Dr. Jeff Werber, Emmy Award Winning Veterinarian, reminds us of the importance of early puppy conditioning, and just how different kids seem to dogs who aren’t used to them.
“Although I am certain there are dogs who don’t like to be hugged, I’m just as certain there are many dogs who love being hugged by the right person.
Personality and behavior in dogs is to large degree a function of prior experience. Often rescue dogs have had early negative experiences and may have difficulties forming bonds of trust. In such dogs, I wouldn’t doubt there may be many who are uncomfortable with hugs. When it comes to children, many dogs, and not only rescues, are wary. Kids are quick, they are unpredictable, and many dogs don’t even want to be touched by a kid, let alone hugged.

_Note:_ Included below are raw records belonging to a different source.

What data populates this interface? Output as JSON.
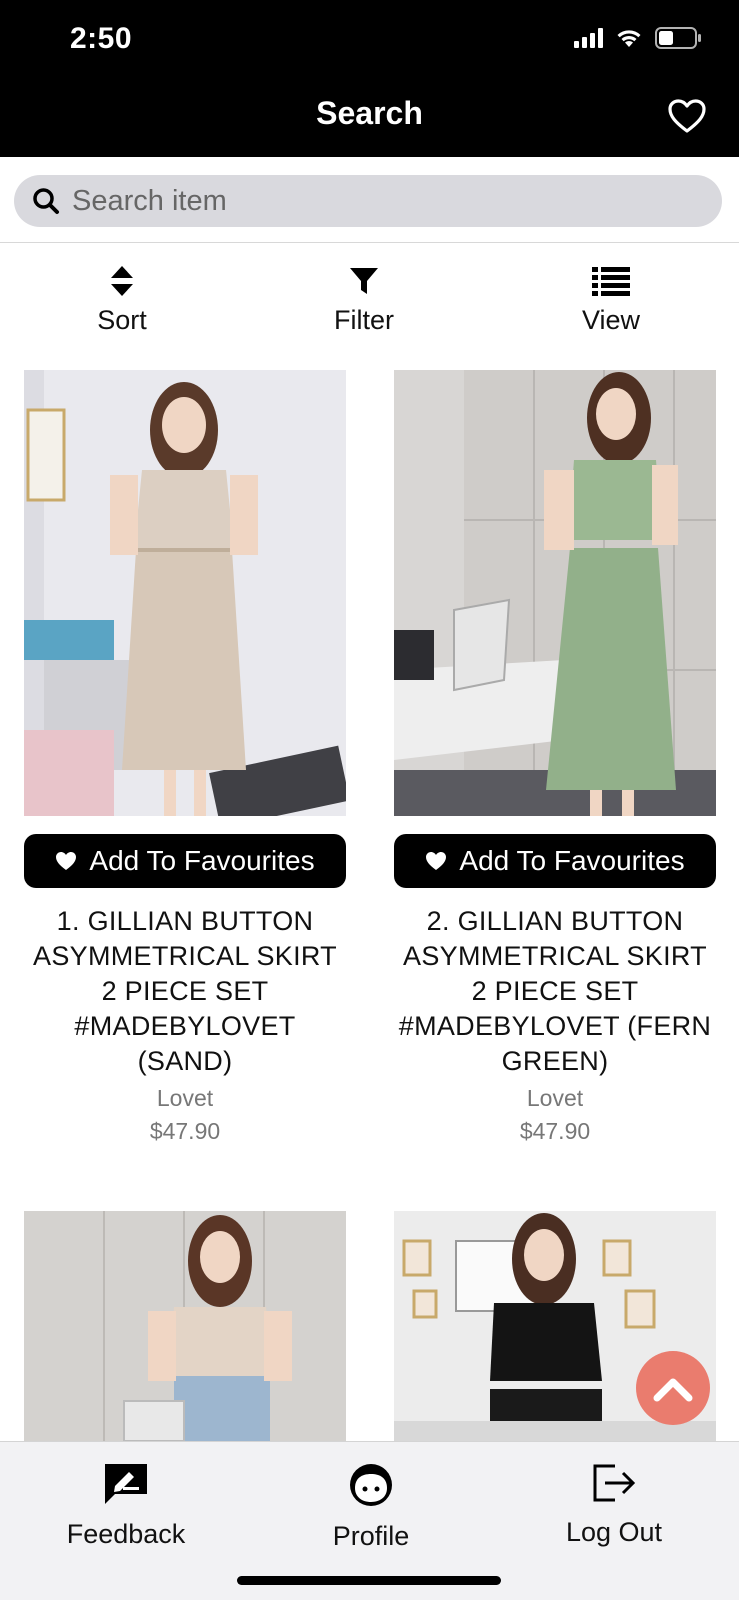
{
  "status_bar": {
    "time": "2:50"
  },
  "header": {
    "title": "Search"
  },
  "search": {
    "placeholder": "Search item"
  },
  "toolbar": {
    "sort_label": "Sort",
    "filter_label": "Filter",
    "view_label": "View"
  },
  "products": [
    {
      "fav_label": "Add To Favourites",
      "title": "1. GILLIAN BUTTON ASYMMETRICAL SKIRT 2 PIECE SET #MADEBYLOVET (SAND)",
      "brand": "Lovet",
      "price": "$47.90"
    },
    {
      "fav_label": "Add To Favourites",
      "title": "2. GILLIAN BUTTON ASYMMETRICAL SKIRT 2 PIECE SET #MADEBYLOVET (FERN GREEN)",
      "brand": "Lovet",
      "price": "$47.90"
    }
  ],
  "bottom_nav": {
    "feedback_label": "Feedback",
    "profile_label": "Profile",
    "logout_label": "Log Out"
  },
  "colors": {
    "accent": "#ea7c6e",
    "header_bg": "#000000",
    "search_bg": "#d9d9de",
    "nav_bg": "#f2f2f4"
  }
}
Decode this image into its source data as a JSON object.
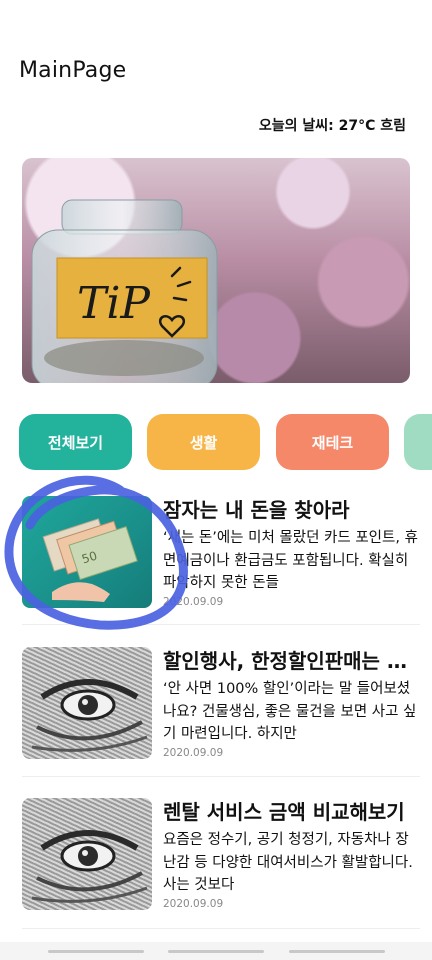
{
  "header": {
    "title": "MainPage",
    "weather": "오늘의 날씨: 27°C 흐림"
  },
  "hero": {
    "label": "TiP"
  },
  "categories": [
    {
      "label": "전체보기",
      "color": "#23b39c"
    },
    {
      "label": "생활",
      "color": "#f7b548"
    },
    {
      "label": "재테크",
      "color": "#f6886a"
    },
    {
      "label": "",
      "color": "#9fdcc2"
    }
  ],
  "articles": [
    {
      "title": "잠자는 내 돈을 찾아라",
      "body": "‘새는 돈’에는 미처 몰랐던 카드 포인트, 휴면예금이나 환급금도 포함됩니다. 확실히 파악하지 못한 돈들",
      "date": "2020.09.09",
      "thumb_icon": "money-icon"
    },
    {
      "title": "할인행사, 한정할인판매는 정말 이득일까",
      "body": "‘안 사면 100% 할인’이라는 말 들어보셨나요? 건물생심, 좋은 물건을 보면 사고 싶기 마련입니다. 하지만",
      "date": "2020.09.09",
      "thumb_icon": "banknote-eye-icon"
    },
    {
      "title": "렌탈 서비스 금액 비교해보기",
      "body": "요즘은 정수기, 공기 청정기, 자동차나 장난감 등 다양한 대여서비스가 활발합니다. 사는 것보다",
      "date": "2020.09.09",
      "thumb_icon": "banknote-eye-icon"
    }
  ],
  "annotation_color": "#4a62e0"
}
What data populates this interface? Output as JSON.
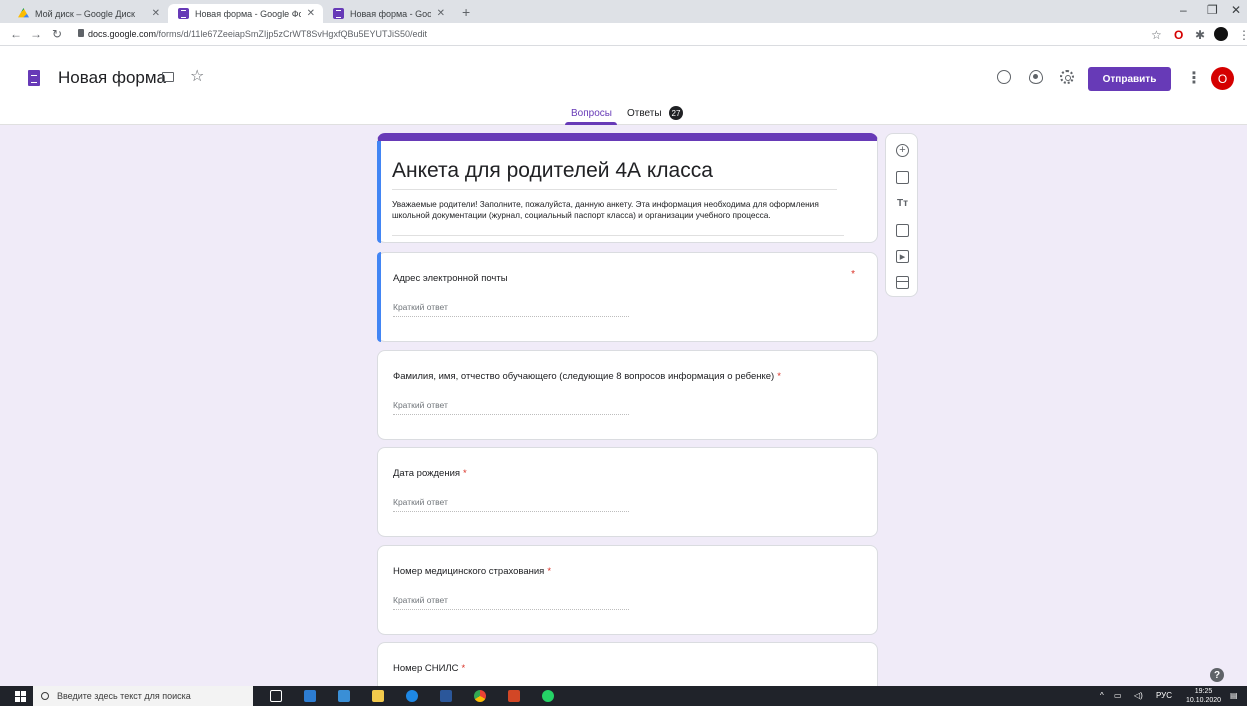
{
  "browser": {
    "tabs": [
      {
        "label": "Мой диск – Google Диск"
      },
      {
        "label": "Новая форма - Google Формы"
      },
      {
        "label": "Новая форма - Google Формы"
      }
    ],
    "tab_close": "✕",
    "new_tab": "+",
    "url_host": "docs.google.com",
    "url_path": "/forms/d/11le67ZeeiapSmZIjp5zCrWT8SvHgxfQBu5EYUTJiS50/edit",
    "window": {
      "minimize": "–",
      "restore": "❐",
      "close": "✕"
    }
  },
  "header": {
    "form_name": "Новая форма",
    "star": "☆",
    "send_label": "Отправить",
    "kebab": "⋮",
    "avatar_letter": "О",
    "tabs": {
      "questions": "Вопросы",
      "answers": "Ответы",
      "answers_count": "27"
    }
  },
  "form": {
    "title": "Анкета для родителей 4А класса",
    "description": "Уважаемые родители! Заполните, пожалуйста, данную анкету. Эта информация необходима для оформления школьной документации (журнал, социальный паспорт класса) и организации учебного процесса.",
    "questions": [
      {
        "title": "Адрес электронной почты",
        "answer_placeholder": "Краткий ответ",
        "required": true
      },
      {
        "title": "Фамилия, имя, отчество обучающего (следующие 8 вопросов информация о ребенке)",
        "answer_placeholder": "Краткий ответ",
        "required": true
      },
      {
        "title": "Дата рождения",
        "answer_placeholder": "Краткий ответ",
        "required": true
      },
      {
        "title": "Номер медицинского страхования",
        "answer_placeholder": "Краткий ответ",
        "required": true
      },
      {
        "title": "Номер СНИЛС",
        "answer_placeholder": "",
        "required": true
      }
    ],
    "required_mark": "*"
  },
  "sidebar_tools": {
    "add": "+",
    "title_text": "Tт"
  },
  "help": "?",
  "taskbar": {
    "search_placeholder": "Введите здесь текст для поиска",
    "lang": "РУС",
    "time": "19:25",
    "date": "10.10.2020"
  }
}
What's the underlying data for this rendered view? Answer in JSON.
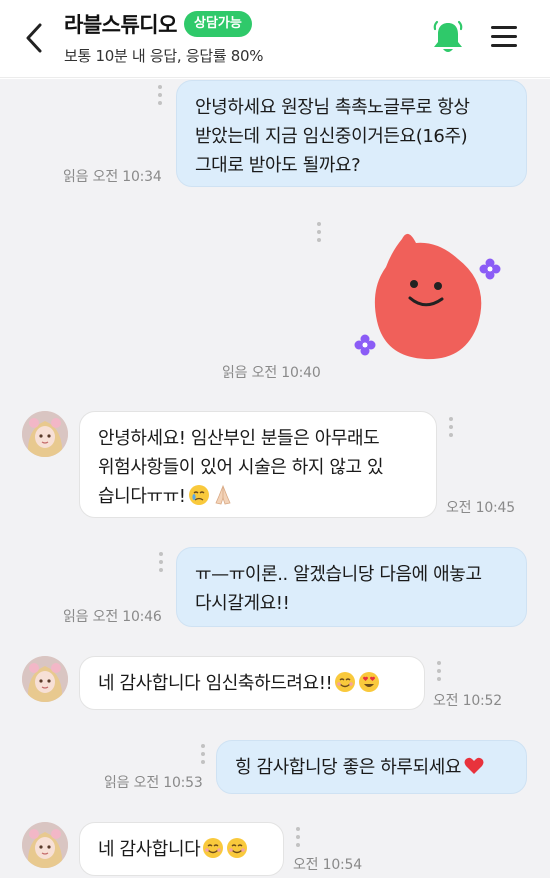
{
  "header": {
    "title": "라블스튜디오",
    "status_badge": "상담가능",
    "subtitle": "보통 10분 내 응답, 응답률 80%",
    "colors": {
      "accent": "#2fc96a",
      "bell": "#2fc96a"
    },
    "icons": [
      "back-arrow-icon",
      "bell-icon",
      "menu-icon"
    ]
  },
  "messages": [
    {
      "from": "me",
      "lines": [
        "안녕하세요 원장님 촉촉노글루로 항상",
        "받았는데 지금 임신중이거든요(16주)",
        "그대로 받아도 될까요?"
      ],
      "read": "읽음",
      "time": "오전 10:34"
    },
    {
      "from": "me",
      "type": "sticker",
      "sticker": "red-blob-smile-sticker",
      "read": "읽음",
      "time": "오전 10:40"
    },
    {
      "from": "them",
      "lines": [
        "안녕하세요! 임산부인 분들은 아무래도",
        "위험사항들이 있어 시술은 하지 않고 있",
        "습니다ㅠㅠ!"
      ],
      "emojis": [
        "crying-face",
        "folded-hands"
      ],
      "time": "오전 10:45"
    },
    {
      "from": "me",
      "lines": [
        "ㅠ—ㅠ이론.. 알겠습니당 다음에 애놓고",
        "다시갈게요!!"
      ],
      "read": "읽음",
      "time": "오전 10:46"
    },
    {
      "from": "them",
      "lines": [
        "네 감사합니다 임신축하드려요!!"
      ],
      "emojis": [
        "smiling-face",
        "heart-eyes-face"
      ],
      "time": "오전 10:52"
    },
    {
      "from": "me",
      "lines": [
        "힝 감사합니당 좋은 하루되세요"
      ],
      "emojis": [
        "red-heart"
      ],
      "read": "읽음",
      "time": "오전 10:53"
    },
    {
      "from": "them",
      "lines": [
        "네 감사합니다"
      ],
      "emojis": [
        "smiling-face",
        "smiling-face"
      ],
      "time": "오전 10:54"
    }
  ],
  "colors": {
    "my_bubble": "#dcedfb",
    "their_bubble": "#ffffff",
    "chat_bg": "#f2f2f4"
  }
}
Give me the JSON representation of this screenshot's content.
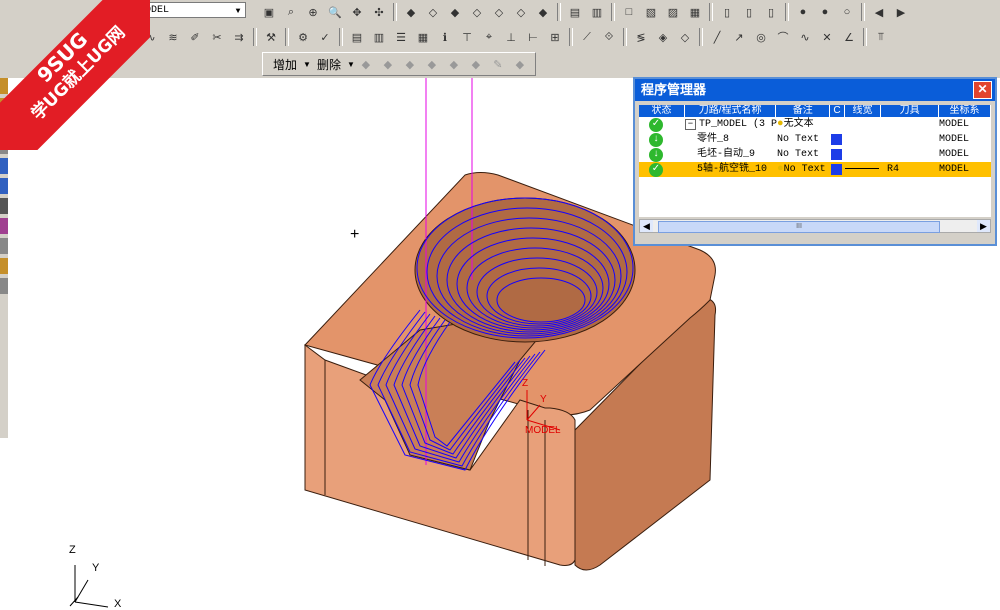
{
  "watermark": {
    "line1": "9SUG",
    "line2": "学UG就上UG网"
  },
  "toolbar": {
    "model_combo": {
      "value": "MODEL"
    },
    "add_label": "增加",
    "delete_label": "删除"
  },
  "navigator": {
    "title": "程序管理器",
    "close_label": "✕",
    "columns": [
      "状态",
      "刀路/程式名称",
      "备注",
      "C",
      "线宽",
      "刀具",
      "坐标系"
    ],
    "rows": [
      {
        "name": "TP_MODEL (3 P",
        "note": "无文本",
        "tool": "",
        "coord": "MODEL"
      },
      {
        "name": "零件_8",
        "note": "No Text",
        "tool": "",
        "coord": "MODEL"
      },
      {
        "name": "毛坯-自动_9",
        "note": "No Text",
        "tool": "",
        "coord": "MODEL"
      },
      {
        "name": "5轴-航空铣_10",
        "note": "No Text",
        "tool": "R4",
        "coord": "MODEL"
      }
    ],
    "scroll_grip": "III"
  },
  "viewport": {
    "model_csys_labels": {
      "z": "Z",
      "y": "Y",
      "name": "MODEL"
    },
    "triad_labels": {
      "z": "Z",
      "y": "Y",
      "x": "X"
    },
    "colors": {
      "part": "#d98e63",
      "toolpath": "#1400ff",
      "axis": "#e600e6",
      "csys": "#e00000"
    }
  }
}
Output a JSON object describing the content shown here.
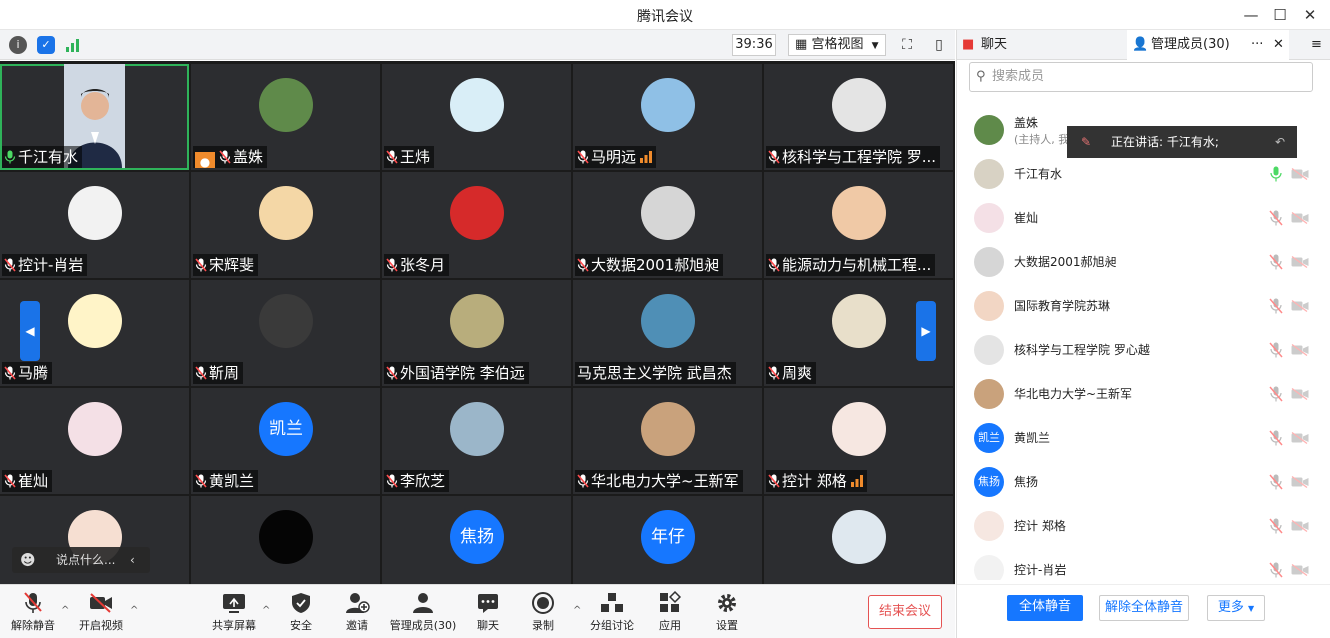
{
  "window": {
    "title": "腾讯会议"
  },
  "topbar": {
    "timer": "39:36",
    "view_label": "宫格视图"
  },
  "tiles": [
    {
      "name": "千江有水",
      "row": 0,
      "col": 0,
      "avatar_color": "#cfd8e3",
      "mic": "on",
      "active": true,
      "video": true
    },
    {
      "name": "盖姝",
      "row": 0,
      "col": 1,
      "avatar_color": "#5f8a4a",
      "mic": "muted",
      "host": true
    },
    {
      "name": "王炜",
      "row": 0,
      "col": 2,
      "avatar_color": "#d9eef7",
      "mic": "muted"
    },
    {
      "name": "马明远",
      "row": 0,
      "col": 3,
      "avatar_color": "#8fc0e6",
      "mic": "muted",
      "signal": true
    },
    {
      "name": "核科学与工程学院 罗...",
      "row": 0,
      "col": 4,
      "avatar_color": "#e4e4e4",
      "mic": "muted"
    },
    {
      "name": "控计-肖岩",
      "row": 1,
      "col": 0,
      "avatar_color": "#f2f2f2",
      "mic": "muted"
    },
    {
      "name": "宋辉斐",
      "row": 1,
      "col": 1,
      "avatar_color": "#f4d7a6",
      "mic": "muted"
    },
    {
      "name": "张冬月",
      "row": 1,
      "col": 2,
      "avatar_color": "#d62a2a",
      "mic": "muted"
    },
    {
      "name": "大数据2001郝旭昶",
      "row": 1,
      "col": 3,
      "avatar_color": "#d6d6d6",
      "mic": "muted"
    },
    {
      "name": "能源动力与机械工程...",
      "row": 1,
      "col": 4,
      "avatar_color": "#f0c9a6",
      "mic": "muted"
    },
    {
      "name": "马腾",
      "row": 2,
      "col": 0,
      "avatar_color": "#fff4c8",
      "mic": "muted"
    },
    {
      "name": "靳周",
      "row": 2,
      "col": 1,
      "avatar_color": "#3a3a3a",
      "mic": "muted"
    },
    {
      "name": "外国语学院 李伯远",
      "row": 2,
      "col": 2,
      "avatar_color": "#b8ad7c",
      "mic": "muted"
    },
    {
      "name": "马克思主义学院 武昌杰",
      "row": 2,
      "col": 3,
      "avatar_color": "#4f8fb6",
      "mic": "none"
    },
    {
      "name": "周爽",
      "row": 2,
      "col": 4,
      "avatar_color": "#e8dfca",
      "mic": "muted"
    },
    {
      "name": "崔灿",
      "row": 3,
      "col": 0,
      "avatar_color": "#f4e0e6",
      "mic": "muted"
    },
    {
      "name": "黄凯兰",
      "row": 3,
      "col": 1,
      "avatar_color": "#1677ff",
      "avatar_text": "凯兰",
      "mic": "muted"
    },
    {
      "name": "李欣芝",
      "row": 3,
      "col": 2,
      "avatar_color": "#9bb6c9",
      "mic": "muted"
    },
    {
      "name": "华北电力大学~王新军",
      "row": 3,
      "col": 3,
      "avatar_color": "#c9a27c",
      "mic": "muted"
    },
    {
      "name": "控计 郑格",
      "row": 3,
      "col": 4,
      "avatar_color": "#f6e7e1",
      "mic": "muted",
      "signal": true
    },
    {
      "name": "",
      "row": 4,
      "col": 0,
      "avatar_color": "#f6dfd2",
      "mic": "none"
    },
    {
      "name": "",
      "row": 4,
      "col": 1,
      "avatar_color": "#050505",
      "mic": "none"
    },
    {
      "name": "",
      "row": 4,
      "col": 2,
      "avatar_color": "#1677ff",
      "avatar_text": "焦扬",
      "mic": "none"
    },
    {
      "name": "",
      "row": 4,
      "col": 3,
      "avatar_color": "#1677ff",
      "avatar_text": "年仔",
      "mic": "none"
    },
    {
      "name": "",
      "row": 4,
      "col": 4,
      "avatar_color": "#dfe8ef",
      "mic": "none"
    }
  ],
  "chat_overlay": {
    "placeholder": "说点什么..."
  },
  "toolbar": {
    "unmute": "解除静音",
    "start_video": "开启视频",
    "share_screen": "共享屏幕",
    "security": "安全",
    "invite": "邀请",
    "manage_members": "管理成员(30)",
    "chat": "聊天",
    "record": "录制",
    "breakout": "分组讨论",
    "apps": "应用",
    "settings": "设置",
    "end_meeting": "结束会议"
  },
  "panel": {
    "tab_chat": "聊天",
    "tab_members": "管理成员(30)",
    "search_placeholder": "搜索成员",
    "speaking": "正在讲话: 千江有水;",
    "members": [
      {
        "name": "盖姝",
        "sub": "(主持人, 我)",
        "avatar_color": "#5f8a4a",
        "mic": "host"
      },
      {
        "name": "千江有水",
        "avatar_color": "#d8d2c4",
        "mic": "on"
      },
      {
        "name": "崔灿",
        "avatar_color": "#f4e0e6",
        "mic": "muted"
      },
      {
        "name": "大数据2001郝旭昶",
        "avatar_color": "#d6d6d6",
        "mic": "muted"
      },
      {
        "name": "国际教育学院苏琳",
        "avatar_color": "#f2d6c4",
        "mic": "muted"
      },
      {
        "name": "核科学与工程学院 罗心越",
        "avatar_color": "#e4e4e4",
        "mic": "muted"
      },
      {
        "name": "华北电力大学~王新军",
        "avatar_color": "#c9a27c",
        "mic": "muted"
      },
      {
        "name": "黄凯兰",
        "avatar_color": "#1677ff",
        "avatar_text": "凯兰",
        "mic": "muted"
      },
      {
        "name": "焦扬",
        "avatar_color": "#1677ff",
        "avatar_text": "焦扬",
        "mic": "muted"
      },
      {
        "name": "控计 郑格",
        "avatar_color": "#f6e7e1",
        "mic": "muted"
      },
      {
        "name": "控计-肖岩",
        "avatar_color": "#f2f2f2",
        "mic": "muted"
      }
    ],
    "mute_all": "全体静音",
    "unmute_all": "解除全体静音",
    "more": "更多"
  }
}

Besides my experiences with my own dogs, who love being hugged, I have experience with my patients who have been coming to since they are puppies. They’re not my dogs. I’m their veterinarian and sometimes I deliver discomfort and even pain. Nevertheless these dogs run into my arms, and hug me as I’m hugging them. They climb up my body to give me kisses. They LOVE getting hugged by someone they know and trust.”
Dr. Marty Becker, America’s Veterinarian, made a wonderful point that should never be over-looked, regarding injury and a dog’s reactivity. Never ever forget that your dog can’t talk, or overlook your dog’s sudden and sharp reaction!
“Is your dog pain free ? Ever try and hug somebody and have them shy away and say: Oh careful, I've got a sore shoulder, just had back surgery or had a biopsy taken?
Too often, pet owners don't know their pets hurt (arthritic changes in joints, slipped disc in the back, nagging soft tissue injury, painful teeth and gums, ears that are inflamed, etc.) and have their feelings hurt when their pets shy away, or might even be bitten.”
Those are my Quick and Dirty Tips to decide whether or not you should hug your dog. Leave a comment below or on The Dog Trainer Facebook page with whether or not this advice has helped you. And feel free to ask if you have more questions.
Having trouble communicating with your dog or puppy? Sarah Hodgson, aka the Happy Dog Mom, is here to help. She's written multiple best-selling books on dog training, and her next book, Modern Dog Parenting, will be out Fall 2016. Stay tuned, and join her in fight against dominance-based training by signing the pledge on thehappydogmom.com.